This is a good example what I’m talking about in this column. If parents are so concerned about strangers touching their children — which makes sense, but wrongly assumes that most people are filthy, unkempt, and have raging herpes infections — then they might not want to be so overt about picking up loose turds off the floor of Dillard’s. Not that I wouldn’t eat off the floor of Dillard’s — if paid enough money, I might consider it — but c’mon, a retail store floor + shit-in-hand combo? The twofer? That’s GROSS. Maybe parents should keep small baggies on-hand for incidents like this the way dog owners have to when they walk their dogs. If your kid is still young enough to *maybe* shit his pants, you don’t want to have to resort to picking up his steaming hot piece of poop off the floor at a motherfucking Dillard’s, do you? I also love that Ty somehow distinguishes Dillard’s from Kohl’s in this scenario. It would be interesting to see his ranking of least embarrassing to most embarrassing department stores in which parents wouldn’t want to handle a log of shit that had just tumbled out of their kid’s pant leg.

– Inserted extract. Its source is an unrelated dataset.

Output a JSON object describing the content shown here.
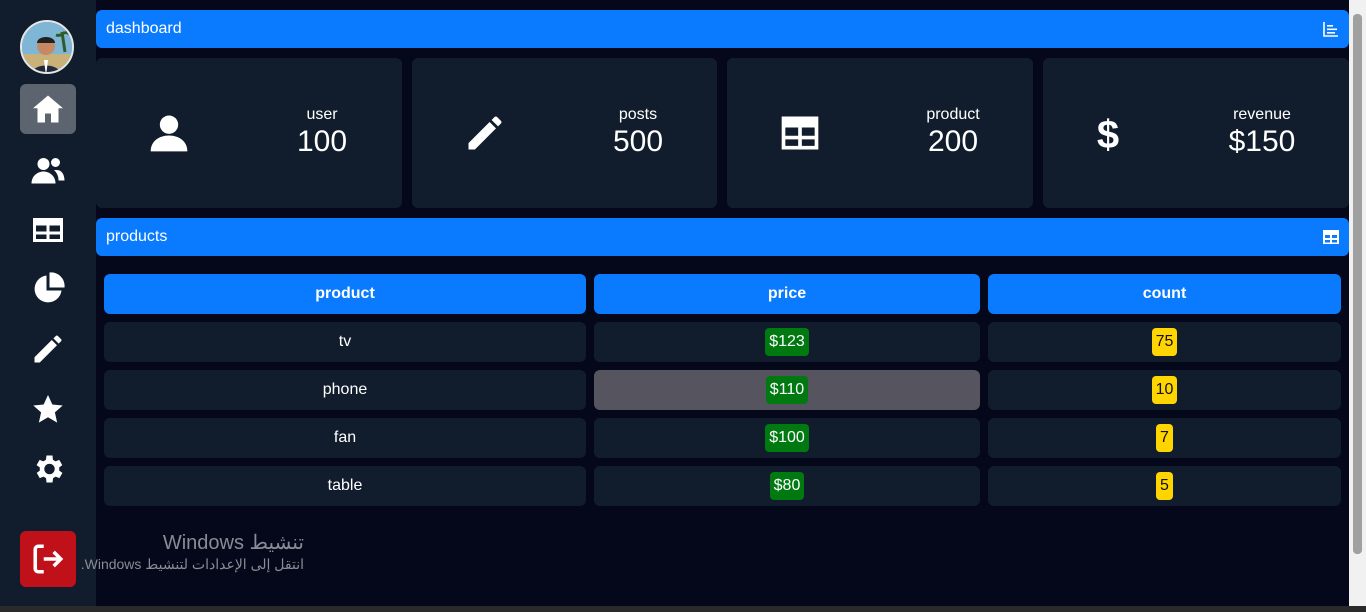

Parents don’t want that kind of thing to happen at a Macy’s, but at a Walmart…? Highly “dooable.”
5. “Mountain Dew”
Who wants to take a spin in Jennifer’s piss-mobile? It’s got all your urine needs: empty bottles, faint pee smells, pee stains just above your head. Her kid is chock full of book smarts, but like most males, turns into a complete moron once his penis is in his hand so he accidentally sprayed pee everywhere in the car. Whoops! This leads me to my next important point: The interiors of parents’ cars are as disgusting as grocery store shopping cart seats, and that’s why it is ideal to avoid both. Clorox wipes are great and all, but I’d rather just ride in a car that hasn’t been doused in secretions.
6. Mom’s Gold Star
Thank you, Raquel and Corey, for effectively demonstrating that if you’re going to post about your poop hands, you should have a sense of humor about it. Parents shouldn’t feel like they can NEVER talk about the brown, stinky realities of their day-to-day, but it’s a good idea to consider whether what’s being said has any entertainment value. It’s not as easy as tacking on a “BWAHAHAHA rotflm,” and it’s certainly not going to go over well if the post put up before it was a rant about “sick people in public spaces” or strangers “touching” their baby. Plus, something tells me that once a parent rants about those things on social media, his or her chances of being shat upon or having to pick up a fresh turd off the floor in a Dillard’s increase exponentially.
Parents, make your choices wisely, and please wash your hands before typing, KTHX.